This is an era where you can customize virtually anything imaginable, from license plates and jewelry to M&Ms and burgers.
As the beef industry moves forward, will customized breeding plans become more common?
“I teach students to develop a breed utilization plan based on their marketing objectives,” says Joe Cassady, animal scientist at North Carolina State University. “The decision regarding the use of straightbreeding versus crossbreeding should be based on marketing objectives and maximizing profits.”
For decades, industry and academia have pointed to crossbreeding and hybrid vigor as one of the easiest strategies available to boost earnings. But a new discussion is emerging.

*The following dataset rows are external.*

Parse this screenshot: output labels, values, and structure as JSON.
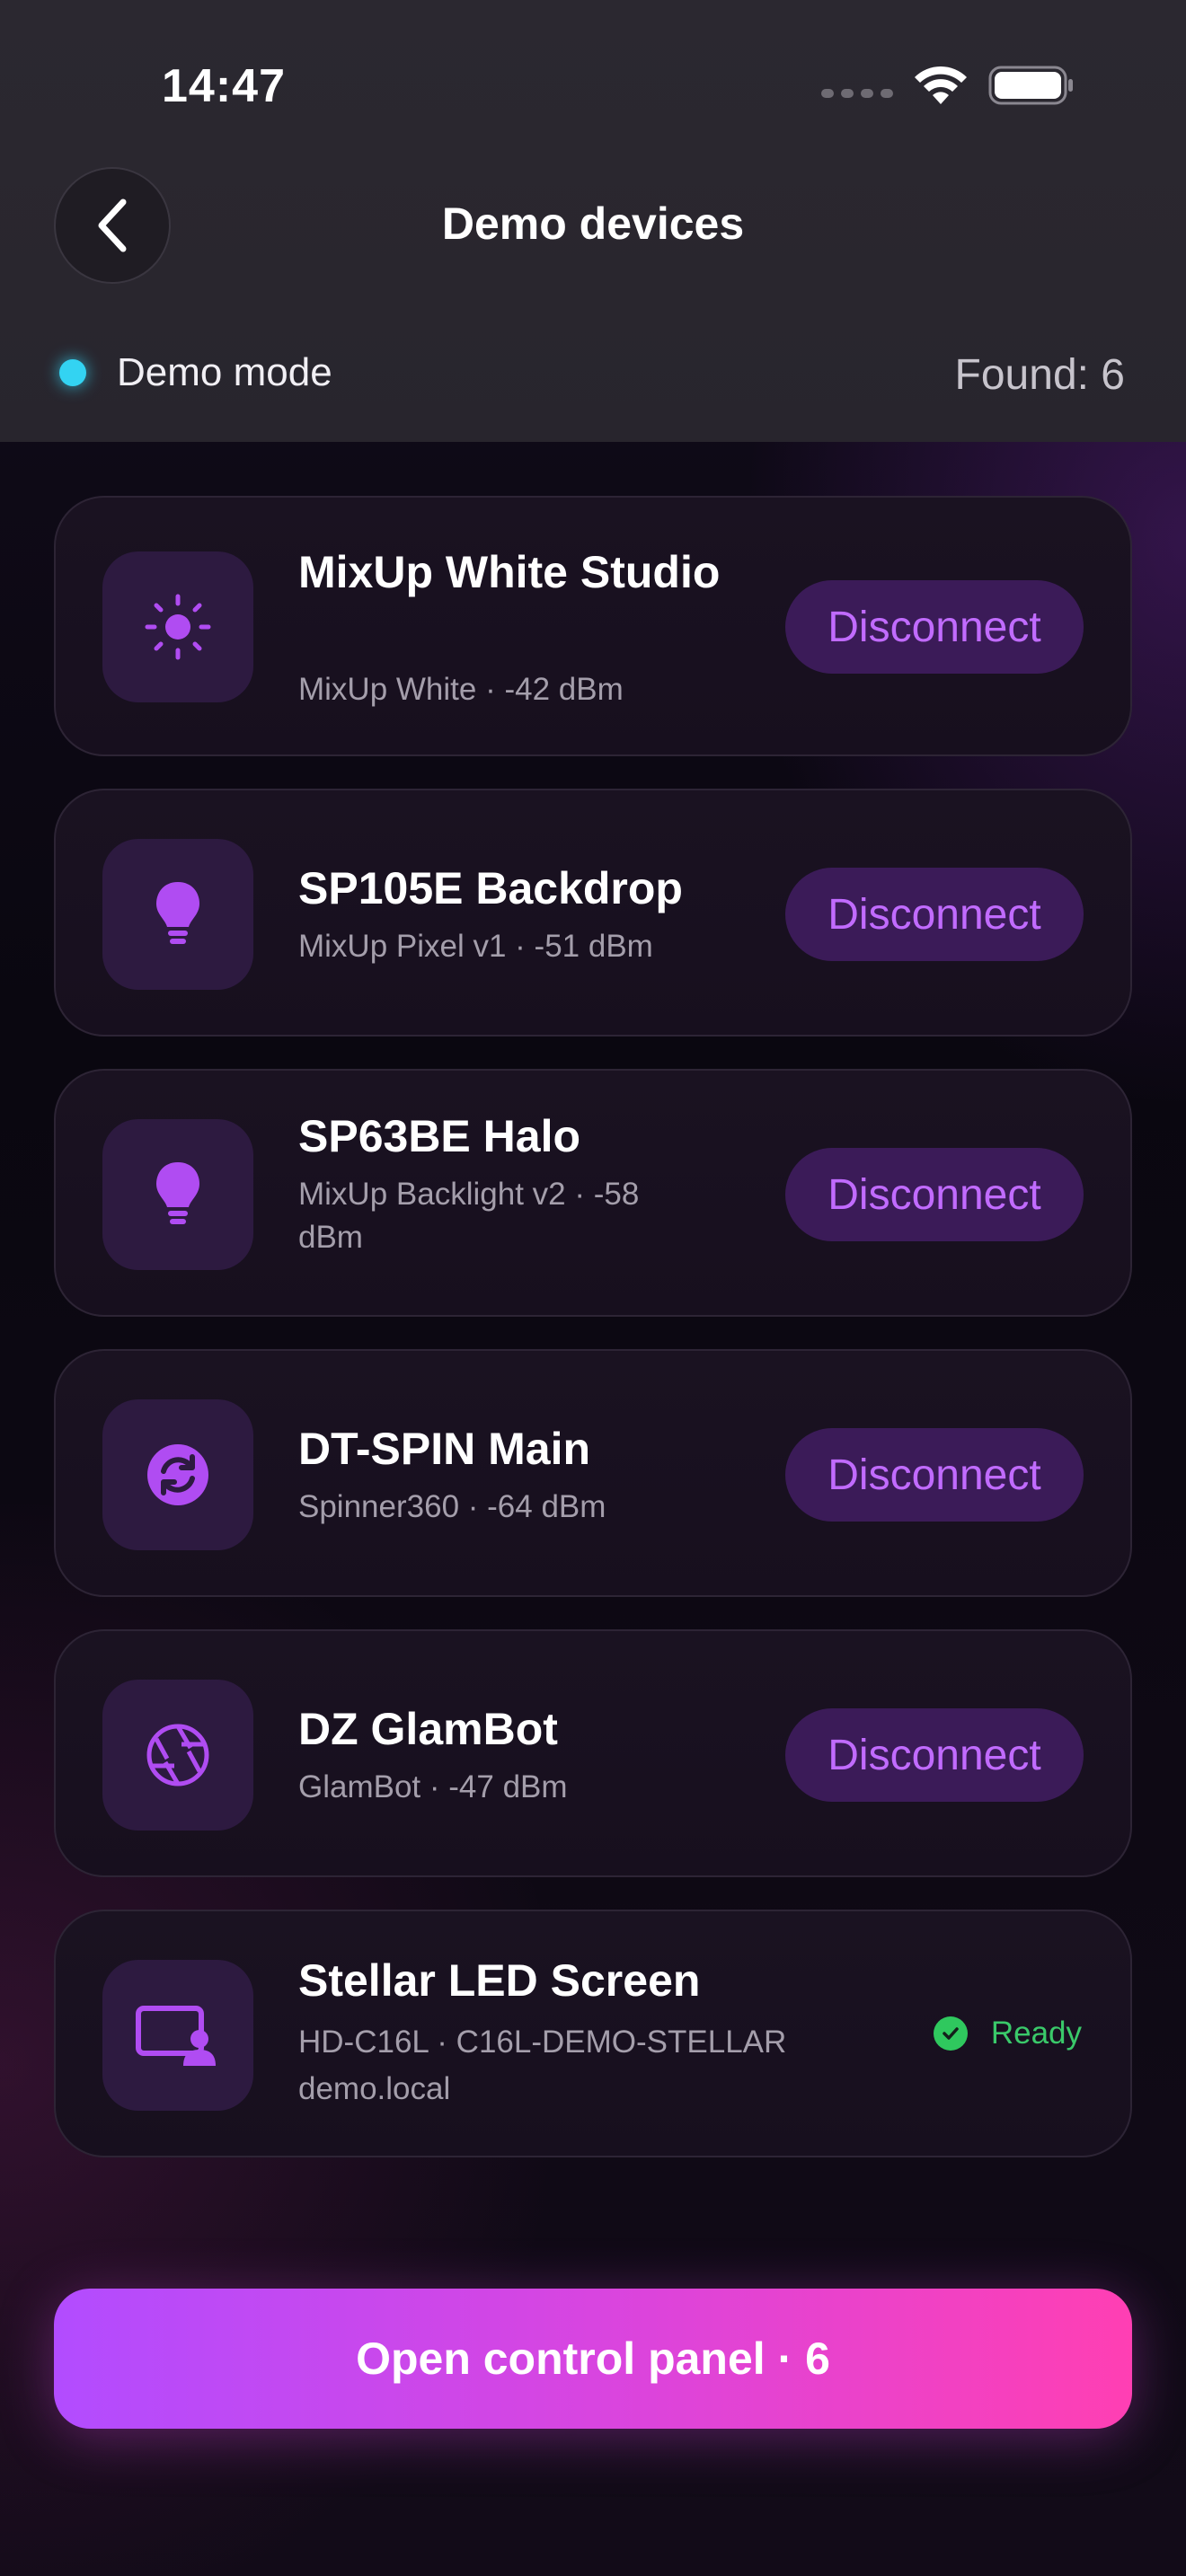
{
  "status_bar": {
    "time": "14:47"
  },
  "header": {
    "title": "Demo devices",
    "mode_label": "Demo mode",
    "found": "Found: 6"
  },
  "devices": [
    {
      "name": "MixUp White Studio",
      "detail": "MixUp White · -42 dBm",
      "icon": "sun-icon",
      "action": "Disconnect"
    },
    {
      "name": "SP105E Backdrop",
      "detail": "MixUp Pixel v1 · -51 dBm",
      "icon": "lightbulb-icon",
      "action": "Disconnect"
    },
    {
      "name": "SP63BE Halo",
      "detail": "MixUp Backlight v2 · -58 dBm",
      "icon": "lightbulb-icon",
      "action": "Disconnect"
    },
    {
      "name": "DT-SPIN Main",
      "detail": "Spinner360 · -64 dBm",
      "icon": "rotate-icon",
      "action": "Disconnect"
    },
    {
      "name": "DZ GlamBot",
      "detail": "GlamBot · -47 dBm",
      "icon": "aperture-icon",
      "action": "Disconnect"
    },
    {
      "name": "Stellar LED Screen",
      "detail": "HD-C16L · C16L-DEMO-STELLAR",
      "detail2": "demo.local",
      "icon": "screen-user-icon",
      "status": "Ready"
    }
  ],
  "cta": {
    "label": "Open control panel · 6"
  },
  "colors": {
    "accent": "#c16bff",
    "ready": "#3ac96a",
    "mode_dot": "#33d3f2",
    "cta_start": "#b24cff",
    "cta_end": "#ff3fb3"
  }
}
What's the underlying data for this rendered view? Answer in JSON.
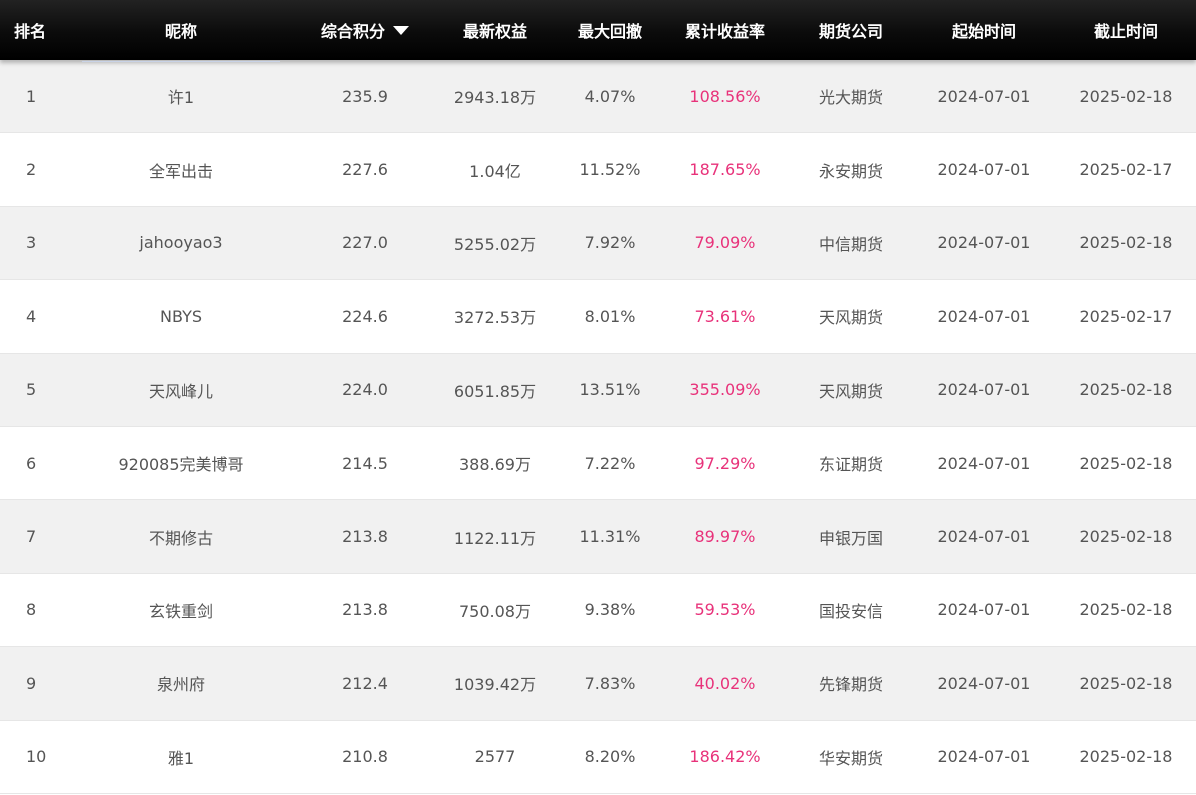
{
  "header": {
    "rank": "排名",
    "nickname": "昵称",
    "score": "综合积分",
    "equity": "最新权益",
    "drawdown": "最大回撤",
    "return": "累计收益率",
    "firm": "期货公司",
    "start": "起始时间",
    "end": "截止时间",
    "sort_icon": "caret-down-icon"
  },
  "colors": {
    "header_bg": "#000000",
    "header_text": "#ffffff",
    "row_alt": "#f1f1f1",
    "return_color": "#e8327a",
    "text": "#555555"
  },
  "rows": [
    {
      "rank": "1",
      "nickname": "许1",
      "score": "235.9",
      "equity": "2943.18万",
      "drawdown": "4.07%",
      "return": "108.56%",
      "firm": "光大期货",
      "start": "2024-07-01",
      "end": "2025-02-18"
    },
    {
      "rank": "2",
      "nickname": "全军出击",
      "score": "227.6",
      "equity": "1.04亿",
      "drawdown": "11.52%",
      "return": "187.65%",
      "firm": "永安期货",
      "start": "2024-07-01",
      "end": "2025-02-17"
    },
    {
      "rank": "3",
      "nickname": "jahooyao3",
      "score": "227.0",
      "equity": "5255.02万",
      "drawdown": "7.92%",
      "return": "79.09%",
      "firm": "中信期货",
      "start": "2024-07-01",
      "end": "2025-02-18"
    },
    {
      "rank": "4",
      "nickname": "NBYS",
      "score": "224.6",
      "equity": "3272.53万",
      "drawdown": "8.01%",
      "return": "73.61%",
      "firm": "天风期货",
      "start": "2024-07-01",
      "end": "2025-02-17"
    },
    {
      "rank": "5",
      "nickname": "天风峰儿",
      "score": "224.0",
      "equity": "6051.85万",
      "drawdown": "13.51%",
      "return": "355.09%",
      "firm": "天风期货",
      "start": "2024-07-01",
      "end": "2025-02-18"
    },
    {
      "rank": "6",
      "nickname": "920085完美博哥",
      "score": "214.5",
      "equity": "388.69万",
      "drawdown": "7.22%",
      "return": "97.29%",
      "firm": "东证期货",
      "start": "2024-07-01",
      "end": "2025-02-18"
    },
    {
      "rank": "7",
      "nickname": "不期修古",
      "score": "213.8",
      "equity": "1122.11万",
      "drawdown": "11.31%",
      "return": "89.97%",
      "firm": "申银万国",
      "start": "2024-07-01",
      "end": "2025-02-18"
    },
    {
      "rank": "8",
      "nickname": "玄铁重剑",
      "score": "213.8",
      "equity": "750.08万",
      "drawdown": "9.38%",
      "return": "59.53%",
      "firm": "国投安信",
      "start": "2024-07-01",
      "end": "2025-02-18"
    },
    {
      "rank": "9",
      "nickname": "泉州府",
      "score": "212.4",
      "equity": "1039.42万",
      "drawdown": "7.83%",
      "return": "40.02%",
      "firm": "先锋期货",
      "start": "2024-07-01",
      "end": "2025-02-18"
    },
    {
      "rank": "10",
      "nickname": "雅1",
      "score": "210.8",
      "equity": "2577",
      "drawdown": "8.20%",
      "return": "186.42%",
      "firm": "华安期货",
      "start": "2024-07-01",
      "end": "2025-02-18"
    }
  ]
}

“Profit should be based on net return on assets. That requires a good understanding of costs of production,” he says.
That can be harder for producers to quantify than many care to admit. According to a 2011 survey, only 40% of operations keep individual cow records and less than 5% of producers participate in any type of standardized analysis.
“Weaning weight is a primary driver of revenue,” says emeritus beef specialist Steve Hammack, of Texas A&M University, but it’s not the only one. Reproduction, selling price and costs figure into the equation, too, he says.
So how can a rancher capture the highest price for his product at the lowest cost to produce it?
“It’s very easy to suggest that a single change in management practice is going to provide the magic bullet with which we can turn a system around, yet this is seldom the case,” says Jude Capper, Washing State University animal scientist. “We have to advocate for continuous improvement in all systems and across all sectors rather than targeting a single management practice as ‘the answer.’”
When looking to increase weaning weights, cattlemen using a crossbreeding system often realize 3.9% improvement, according to a recent California State University report.
Several surveys of commercial herd operators in the past 10 years indicate at least 70% of the nation’s cowherd is Angus-influenced, and a 2008 survey noted 58% of those are straightbred Angus herds. That suggests a significant number of producers are turning to that breed as an alternative to the crossbred advantages.
The U.S. Meat Animal Research Center (MARC) publishes sire averages for major beef breeds. For 2010-born calves, Charolais leads the weaning-weight category with more than 599 pounds (lb.), followed by Brahman (592), Simmental (591), Tarentaise (584) and Angus (582). Angus closes the gap in yearling weight at 1,036 lb.—second only to Charolais at 1,041.